> What you will do
Look through the entries that follow and return each line that has the string "icon".

> Extracted entries
***

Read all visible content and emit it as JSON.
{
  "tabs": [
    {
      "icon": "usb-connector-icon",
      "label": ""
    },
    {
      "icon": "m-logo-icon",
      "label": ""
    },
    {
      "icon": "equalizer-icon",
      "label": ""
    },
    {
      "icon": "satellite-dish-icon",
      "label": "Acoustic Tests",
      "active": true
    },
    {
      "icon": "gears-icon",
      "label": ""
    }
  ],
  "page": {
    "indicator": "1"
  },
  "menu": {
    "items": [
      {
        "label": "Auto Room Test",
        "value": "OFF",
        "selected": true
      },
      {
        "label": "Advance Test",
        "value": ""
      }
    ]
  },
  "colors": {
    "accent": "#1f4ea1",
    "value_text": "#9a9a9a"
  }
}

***

> Answer box
      "icon": "usb-connector-icon",
      "icon": "m-logo-icon",
      "icon": "equalizer-icon",
      "icon": "satellite-dish-icon",
      "icon": "gears-icon",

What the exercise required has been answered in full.